Bunions are a very common foot care problem which become more likely with age. They are believed to affect 38 percent of all women and 21 percent of men (source). While the condition can be very painful, a bunion’s symptoms can often be managed.

A bunion appears as a bump positioned on the side of one of the two big toes. Called hallux valgus by doctors, a bunion is a bulge in the bone that pushes outward and causes the big toe to become misaligned so that it is pointing toward the second toe rather than straight up and down.

Bunions do not develop overnight. Usually, they start with the big toe slightly curving inwards. The bump gradually appears and becomes larger in size over time.

What causes bunions?

Generally, bunions form when the joints and tendons in your feet come under abnormal pressure and motion over a long period of time.
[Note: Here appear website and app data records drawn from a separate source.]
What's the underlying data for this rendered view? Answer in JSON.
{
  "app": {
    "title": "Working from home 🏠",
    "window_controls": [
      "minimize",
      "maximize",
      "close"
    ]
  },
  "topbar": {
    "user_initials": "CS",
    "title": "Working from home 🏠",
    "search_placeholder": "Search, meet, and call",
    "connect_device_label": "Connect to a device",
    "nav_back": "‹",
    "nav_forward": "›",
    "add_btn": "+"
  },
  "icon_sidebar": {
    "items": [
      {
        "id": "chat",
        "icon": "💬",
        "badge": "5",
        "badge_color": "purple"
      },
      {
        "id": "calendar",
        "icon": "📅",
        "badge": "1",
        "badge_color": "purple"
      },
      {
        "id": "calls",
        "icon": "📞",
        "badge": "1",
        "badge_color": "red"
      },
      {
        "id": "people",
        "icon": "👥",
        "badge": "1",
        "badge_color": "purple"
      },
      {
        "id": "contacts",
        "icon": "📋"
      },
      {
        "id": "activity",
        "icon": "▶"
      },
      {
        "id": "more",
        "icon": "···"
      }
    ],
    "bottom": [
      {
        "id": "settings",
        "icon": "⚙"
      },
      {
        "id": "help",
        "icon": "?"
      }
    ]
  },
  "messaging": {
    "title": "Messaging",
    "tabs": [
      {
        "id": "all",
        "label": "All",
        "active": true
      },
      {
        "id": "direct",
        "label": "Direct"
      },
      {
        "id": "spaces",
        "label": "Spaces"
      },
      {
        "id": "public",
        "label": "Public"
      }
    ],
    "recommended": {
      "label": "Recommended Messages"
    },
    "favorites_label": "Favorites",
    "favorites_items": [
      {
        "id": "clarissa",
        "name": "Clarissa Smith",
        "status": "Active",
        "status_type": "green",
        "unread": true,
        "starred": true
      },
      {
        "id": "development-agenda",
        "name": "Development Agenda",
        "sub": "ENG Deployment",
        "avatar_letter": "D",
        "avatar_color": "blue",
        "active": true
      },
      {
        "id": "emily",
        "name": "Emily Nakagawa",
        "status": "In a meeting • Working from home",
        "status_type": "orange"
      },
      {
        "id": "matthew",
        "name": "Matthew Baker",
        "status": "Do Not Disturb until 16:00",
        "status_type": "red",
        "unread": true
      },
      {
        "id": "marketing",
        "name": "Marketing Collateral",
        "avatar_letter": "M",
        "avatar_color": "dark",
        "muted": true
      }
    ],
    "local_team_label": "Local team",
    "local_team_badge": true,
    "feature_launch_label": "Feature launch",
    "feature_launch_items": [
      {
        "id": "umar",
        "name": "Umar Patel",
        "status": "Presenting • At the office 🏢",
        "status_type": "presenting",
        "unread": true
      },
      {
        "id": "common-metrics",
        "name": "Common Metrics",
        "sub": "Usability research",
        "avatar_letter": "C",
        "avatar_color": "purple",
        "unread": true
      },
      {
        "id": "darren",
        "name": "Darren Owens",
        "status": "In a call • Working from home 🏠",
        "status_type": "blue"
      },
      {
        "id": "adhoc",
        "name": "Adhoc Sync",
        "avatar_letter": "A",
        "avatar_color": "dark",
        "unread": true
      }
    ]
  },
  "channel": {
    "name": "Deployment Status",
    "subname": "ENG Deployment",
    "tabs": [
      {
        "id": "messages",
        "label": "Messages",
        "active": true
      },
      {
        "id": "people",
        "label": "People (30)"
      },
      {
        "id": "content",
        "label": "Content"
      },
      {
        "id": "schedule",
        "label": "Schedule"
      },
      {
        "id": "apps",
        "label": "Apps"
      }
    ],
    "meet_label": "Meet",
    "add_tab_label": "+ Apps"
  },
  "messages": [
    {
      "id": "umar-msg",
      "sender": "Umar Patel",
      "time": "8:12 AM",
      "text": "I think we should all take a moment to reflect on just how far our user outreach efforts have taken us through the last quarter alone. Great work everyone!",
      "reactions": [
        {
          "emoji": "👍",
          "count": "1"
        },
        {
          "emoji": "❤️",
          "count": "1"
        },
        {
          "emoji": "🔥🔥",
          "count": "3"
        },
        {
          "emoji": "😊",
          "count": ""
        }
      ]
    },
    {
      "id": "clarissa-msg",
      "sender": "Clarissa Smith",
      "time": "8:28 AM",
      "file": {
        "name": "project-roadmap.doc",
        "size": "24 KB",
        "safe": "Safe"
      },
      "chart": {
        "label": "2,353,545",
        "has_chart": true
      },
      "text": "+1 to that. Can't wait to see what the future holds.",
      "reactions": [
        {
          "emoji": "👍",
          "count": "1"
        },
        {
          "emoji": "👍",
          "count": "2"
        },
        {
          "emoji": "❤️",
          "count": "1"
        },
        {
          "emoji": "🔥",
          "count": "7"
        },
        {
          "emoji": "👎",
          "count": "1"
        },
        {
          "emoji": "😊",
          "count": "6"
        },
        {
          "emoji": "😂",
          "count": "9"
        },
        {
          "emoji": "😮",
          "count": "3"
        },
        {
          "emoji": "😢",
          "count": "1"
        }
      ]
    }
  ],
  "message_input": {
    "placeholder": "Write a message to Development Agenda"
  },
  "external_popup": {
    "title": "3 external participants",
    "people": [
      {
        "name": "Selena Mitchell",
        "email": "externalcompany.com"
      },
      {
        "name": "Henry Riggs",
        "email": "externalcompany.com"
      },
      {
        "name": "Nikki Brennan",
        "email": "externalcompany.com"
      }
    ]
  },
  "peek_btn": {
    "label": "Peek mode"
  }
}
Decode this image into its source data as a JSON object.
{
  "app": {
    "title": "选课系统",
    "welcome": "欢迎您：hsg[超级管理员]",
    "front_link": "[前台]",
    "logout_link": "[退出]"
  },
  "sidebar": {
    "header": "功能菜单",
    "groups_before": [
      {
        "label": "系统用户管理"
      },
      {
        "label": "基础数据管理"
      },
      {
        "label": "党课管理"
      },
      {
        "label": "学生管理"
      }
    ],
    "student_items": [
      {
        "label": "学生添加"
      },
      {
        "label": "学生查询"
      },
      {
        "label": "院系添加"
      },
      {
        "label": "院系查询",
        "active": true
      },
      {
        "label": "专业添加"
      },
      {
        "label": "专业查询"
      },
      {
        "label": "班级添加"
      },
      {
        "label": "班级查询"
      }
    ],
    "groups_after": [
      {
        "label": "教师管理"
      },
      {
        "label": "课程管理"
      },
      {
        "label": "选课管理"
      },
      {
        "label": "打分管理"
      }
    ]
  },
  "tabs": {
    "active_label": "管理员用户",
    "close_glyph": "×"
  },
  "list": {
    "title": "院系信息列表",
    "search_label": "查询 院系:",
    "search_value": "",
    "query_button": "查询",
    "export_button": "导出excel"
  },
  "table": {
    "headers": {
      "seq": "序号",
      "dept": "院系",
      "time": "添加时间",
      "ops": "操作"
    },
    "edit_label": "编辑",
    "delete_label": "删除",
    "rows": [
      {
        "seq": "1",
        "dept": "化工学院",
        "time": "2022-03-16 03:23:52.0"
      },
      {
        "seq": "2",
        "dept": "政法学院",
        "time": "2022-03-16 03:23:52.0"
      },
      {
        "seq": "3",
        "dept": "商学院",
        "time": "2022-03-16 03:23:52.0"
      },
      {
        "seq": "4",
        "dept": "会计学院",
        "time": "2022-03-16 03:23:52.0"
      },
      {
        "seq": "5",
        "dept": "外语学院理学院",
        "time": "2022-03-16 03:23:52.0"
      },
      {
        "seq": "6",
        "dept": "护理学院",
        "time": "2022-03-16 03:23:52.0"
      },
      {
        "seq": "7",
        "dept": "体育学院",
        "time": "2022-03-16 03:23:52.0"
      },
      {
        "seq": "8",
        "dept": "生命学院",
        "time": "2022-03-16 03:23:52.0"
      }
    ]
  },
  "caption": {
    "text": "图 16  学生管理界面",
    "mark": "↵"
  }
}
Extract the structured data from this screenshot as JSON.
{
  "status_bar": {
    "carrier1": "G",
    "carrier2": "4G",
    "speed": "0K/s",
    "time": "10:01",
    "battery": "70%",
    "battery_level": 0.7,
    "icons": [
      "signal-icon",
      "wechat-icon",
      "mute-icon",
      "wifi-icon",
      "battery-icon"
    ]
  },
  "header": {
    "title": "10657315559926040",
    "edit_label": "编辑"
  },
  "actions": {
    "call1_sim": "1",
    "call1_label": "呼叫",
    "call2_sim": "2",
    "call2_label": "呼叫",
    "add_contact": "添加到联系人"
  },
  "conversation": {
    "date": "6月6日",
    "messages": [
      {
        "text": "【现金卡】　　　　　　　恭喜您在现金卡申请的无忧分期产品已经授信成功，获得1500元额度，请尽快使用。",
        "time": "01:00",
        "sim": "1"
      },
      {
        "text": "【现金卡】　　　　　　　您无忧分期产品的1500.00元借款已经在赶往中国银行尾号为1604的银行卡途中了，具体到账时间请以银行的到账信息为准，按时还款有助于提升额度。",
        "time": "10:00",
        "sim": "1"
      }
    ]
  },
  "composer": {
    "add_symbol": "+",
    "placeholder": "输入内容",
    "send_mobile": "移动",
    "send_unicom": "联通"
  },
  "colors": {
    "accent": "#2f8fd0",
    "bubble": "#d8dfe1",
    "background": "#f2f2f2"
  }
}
This pressure and abnormal motion is often caused by the way way you walk and the shoes you wear.

Certain people are more likely to develop bunions simply because of their genetics, which is often the main underlying difference between those who develop bunions and those who do not.

If a lot of people in your family have bunions, it might mean your family is genetically predisposed to poor foot mechanics or an abnormal foot type. 

Especially if you do have an inherited foot shape the predisposes you to bunions, frequently wear shoes that put pressure on your feet -- those that are too tight or cause your toes to be pressed together -- can exacerbate the problem.

Learn more about the causes of bunions »

Symptoms of bunions

The primary symptom of a bunion is a firm protrusion on the outside of the foot at the base of the big (or great) toe.

People with a bunion often experience redness and swelling in their toe joints, and pain and restriction of motion in their big toe.

Bunions can also lead to the development of hammertoes or calluses on the ball of the foot, or corns due to overlapping first and second toes. 

Learn more about symptoms of bunions »

Bunion diagnosis

Doctors can typically diagnose a bunion just by looking at the foot. Once a bunion is spotted, X-rays are usually performed to determine how severe the changes to the bone are.

Pain relief and preventing bunions from getting worse

Bunions can become worse over time, but there are a few podiatrist-endorsed methods for preventing bunions from getting worse and relieving bunion pain. Learn more »